in The politics of vaccination
Marie Daugey

Until the beginning of the twentieth century, in the Kabye country, some heads of enemies – those of men foreign to the group – were buried in a mound of earth referred to as hude, meaning ‘manure’. In each locality, this mound is situated inside a wooded sanctuary where the spirit of the mythical founding ancestor resides. In order to understand this practice, this article examines how it fitted within the overall logic of the male initiation cycle, contextualising it in relation to past and present practices. Because it was a highly ambivalent element of the bush, the head of an enemy renewed the generative power of this original ‘manure’ prodigiously, so as to ensure the group’s survival in their land. The burial of the heads of strangers appears to be an initiatory variant of other forms of mastery of the ambivalence of wild forces, entrusted in other African societies to the chief and his waste heap.

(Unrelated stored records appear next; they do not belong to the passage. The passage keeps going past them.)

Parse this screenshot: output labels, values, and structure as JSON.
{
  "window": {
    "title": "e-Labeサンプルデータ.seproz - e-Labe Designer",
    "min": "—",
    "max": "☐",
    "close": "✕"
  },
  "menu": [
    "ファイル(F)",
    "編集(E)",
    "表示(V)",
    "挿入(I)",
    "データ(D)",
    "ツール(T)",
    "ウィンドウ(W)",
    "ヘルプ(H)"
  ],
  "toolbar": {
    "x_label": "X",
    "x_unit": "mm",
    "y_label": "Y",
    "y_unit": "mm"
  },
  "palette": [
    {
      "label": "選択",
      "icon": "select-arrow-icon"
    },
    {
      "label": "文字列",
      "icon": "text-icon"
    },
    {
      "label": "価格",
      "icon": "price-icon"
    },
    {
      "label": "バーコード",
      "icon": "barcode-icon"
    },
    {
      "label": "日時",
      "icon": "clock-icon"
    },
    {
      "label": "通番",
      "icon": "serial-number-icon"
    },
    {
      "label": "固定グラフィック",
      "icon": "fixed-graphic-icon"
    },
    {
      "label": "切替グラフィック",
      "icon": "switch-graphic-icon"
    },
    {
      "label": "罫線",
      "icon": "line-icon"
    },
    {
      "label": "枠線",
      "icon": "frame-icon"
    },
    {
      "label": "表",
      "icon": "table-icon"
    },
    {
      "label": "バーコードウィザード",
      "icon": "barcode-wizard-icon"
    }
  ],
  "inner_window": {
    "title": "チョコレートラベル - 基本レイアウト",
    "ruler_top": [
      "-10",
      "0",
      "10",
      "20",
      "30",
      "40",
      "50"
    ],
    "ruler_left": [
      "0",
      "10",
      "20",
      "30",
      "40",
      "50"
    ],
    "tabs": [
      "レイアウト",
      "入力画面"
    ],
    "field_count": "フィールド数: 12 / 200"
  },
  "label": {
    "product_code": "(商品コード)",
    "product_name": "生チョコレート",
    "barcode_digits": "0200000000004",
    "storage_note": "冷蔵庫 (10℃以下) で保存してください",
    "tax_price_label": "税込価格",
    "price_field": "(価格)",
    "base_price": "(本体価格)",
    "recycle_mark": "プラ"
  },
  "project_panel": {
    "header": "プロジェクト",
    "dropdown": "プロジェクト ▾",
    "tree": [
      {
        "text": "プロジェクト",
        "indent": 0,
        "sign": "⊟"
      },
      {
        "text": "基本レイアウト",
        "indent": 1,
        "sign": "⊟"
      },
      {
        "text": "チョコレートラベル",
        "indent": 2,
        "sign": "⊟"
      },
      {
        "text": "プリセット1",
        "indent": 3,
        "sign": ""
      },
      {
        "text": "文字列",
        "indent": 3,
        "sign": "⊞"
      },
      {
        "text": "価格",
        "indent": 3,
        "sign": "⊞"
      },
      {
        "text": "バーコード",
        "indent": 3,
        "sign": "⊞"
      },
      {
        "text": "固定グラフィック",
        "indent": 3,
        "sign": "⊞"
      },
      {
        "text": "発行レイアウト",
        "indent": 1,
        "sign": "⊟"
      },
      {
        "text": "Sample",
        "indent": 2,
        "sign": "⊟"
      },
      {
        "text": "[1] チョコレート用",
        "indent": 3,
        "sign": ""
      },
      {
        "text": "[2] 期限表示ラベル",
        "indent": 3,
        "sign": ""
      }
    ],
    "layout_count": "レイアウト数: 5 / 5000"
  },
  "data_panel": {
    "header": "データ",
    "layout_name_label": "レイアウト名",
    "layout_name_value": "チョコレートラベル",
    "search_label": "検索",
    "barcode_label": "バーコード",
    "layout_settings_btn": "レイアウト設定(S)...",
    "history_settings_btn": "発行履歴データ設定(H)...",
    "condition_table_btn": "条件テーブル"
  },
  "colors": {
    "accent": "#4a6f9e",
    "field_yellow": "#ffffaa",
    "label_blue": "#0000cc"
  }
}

Human Remains and Violence: An Interdisciplinary Journal
Open Access (free)
Susan M. Johns

, maritagium, and female inheritance. However, much that has been written about twelfth-century women has been done to the dictates of an oscillating male-centred historiography about the creation of institutions, or otherwise of male lordship or ‘feudalism’. The dominant historiographical discourse which considers dynamics of power in twelfth-century society is that of the study of the multi-faceted construct that is conventionally called lordship. This book will analyse the roles of noblewomen within lordship and in so doing will clarify important aspects of noblewomen

in Noblewomen, aristocracy and power in the twelfth-century Anglo-Norman realm
A global history

In this book scholars from across the globe investigate changes in ‘society’ and ‘nation’ over time through the lens of immunisation. Such an analysis unmasks the idea of vaccination as a simple health technology and makes visible the social and political complexities in which vaccination programmes are embedded. The collection of essays gives a comparative overview of immunisation at different times in widely different parts of the world and under different types of political regime. Core themes in the chapters include immunisation as an element of state formation; citizens’ articulation of seeing (or not seeing) their needs incorporated into public health practice; allegations that development aid is inappropriately steering third-world health policies; and an ideological shift that treats vaccines as marketable and profitable commodities rather than as essential tools of public health. Throughout, the authors explore relationships among vaccination, vaccine-making, and the discourses and debates on citizenship and nationhood that have accompanied mass vaccination campaigns. The thoughtful investigations of vaccination in relation to state power, concepts of national identify (and sense of solidarity) and individual citizens’ sense of obligation to self and others are completed by an afterword by eminent historian of vaccination William Muraskin. Reflecting on the well-funded global initiatives which do not correspond to the needs of poor countries, Muraskin asserts that an elite fraternity of self-selected global health leaders has undermined the United Nations system of collective health policy determination by launching global disease eradication and immunisation programmes over the last twenty years.

Hans Peter Broedel

not be the immediate cause of magical harm, both because a demon actually effected the injury, and because the witch had no power to compel the demon to do her bidding, the extent to which witches were actually culpable for the injuries inflicted by demons in their name was questionable. The matter was further complicated by the fact that demons could act only with the permission of God. Hence, if demons acted merely in accordance with divine will, why should either the witch or the demon be blamed for the outcome? And why, too, should God have chosen to give the

in The <i>Malleus Maleficarum</i> and the construction of witchcraft